(Provided information begins)

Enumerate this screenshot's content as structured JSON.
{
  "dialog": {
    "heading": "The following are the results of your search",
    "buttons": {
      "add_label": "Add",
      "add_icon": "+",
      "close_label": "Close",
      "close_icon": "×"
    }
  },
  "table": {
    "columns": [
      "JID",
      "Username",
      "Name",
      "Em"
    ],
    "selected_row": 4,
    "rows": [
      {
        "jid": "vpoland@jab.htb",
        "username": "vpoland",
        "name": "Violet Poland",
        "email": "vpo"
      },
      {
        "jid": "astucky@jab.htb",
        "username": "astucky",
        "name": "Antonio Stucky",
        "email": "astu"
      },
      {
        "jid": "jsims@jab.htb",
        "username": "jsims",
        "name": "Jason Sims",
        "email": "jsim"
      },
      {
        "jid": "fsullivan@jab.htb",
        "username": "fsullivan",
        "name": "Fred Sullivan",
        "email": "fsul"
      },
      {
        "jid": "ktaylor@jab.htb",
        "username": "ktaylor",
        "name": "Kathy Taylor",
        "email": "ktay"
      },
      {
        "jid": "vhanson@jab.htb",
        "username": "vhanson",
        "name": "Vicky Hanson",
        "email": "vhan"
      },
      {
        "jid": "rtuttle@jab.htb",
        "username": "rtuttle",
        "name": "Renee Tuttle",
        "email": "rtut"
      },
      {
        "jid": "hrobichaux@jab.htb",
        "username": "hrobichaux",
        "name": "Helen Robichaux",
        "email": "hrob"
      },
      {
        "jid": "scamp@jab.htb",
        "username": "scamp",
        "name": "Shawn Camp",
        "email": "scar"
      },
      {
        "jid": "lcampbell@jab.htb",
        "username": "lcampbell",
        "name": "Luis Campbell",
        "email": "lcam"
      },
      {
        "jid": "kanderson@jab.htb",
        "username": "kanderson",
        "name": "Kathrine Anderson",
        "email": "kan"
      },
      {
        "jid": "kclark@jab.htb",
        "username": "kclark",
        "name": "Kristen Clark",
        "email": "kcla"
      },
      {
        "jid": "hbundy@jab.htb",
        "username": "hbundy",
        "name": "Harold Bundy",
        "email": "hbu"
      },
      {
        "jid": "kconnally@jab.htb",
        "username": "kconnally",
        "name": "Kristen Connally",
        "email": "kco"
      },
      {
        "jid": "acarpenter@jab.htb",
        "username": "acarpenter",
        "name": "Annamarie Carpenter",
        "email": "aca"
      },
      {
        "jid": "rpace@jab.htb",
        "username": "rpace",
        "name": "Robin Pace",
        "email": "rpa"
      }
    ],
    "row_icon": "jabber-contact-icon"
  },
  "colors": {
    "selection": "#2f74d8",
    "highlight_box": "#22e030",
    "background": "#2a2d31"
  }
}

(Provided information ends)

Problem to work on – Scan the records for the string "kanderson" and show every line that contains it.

Result –
        "jid": "kanderson@jab.htb",
        "username": "kanderson",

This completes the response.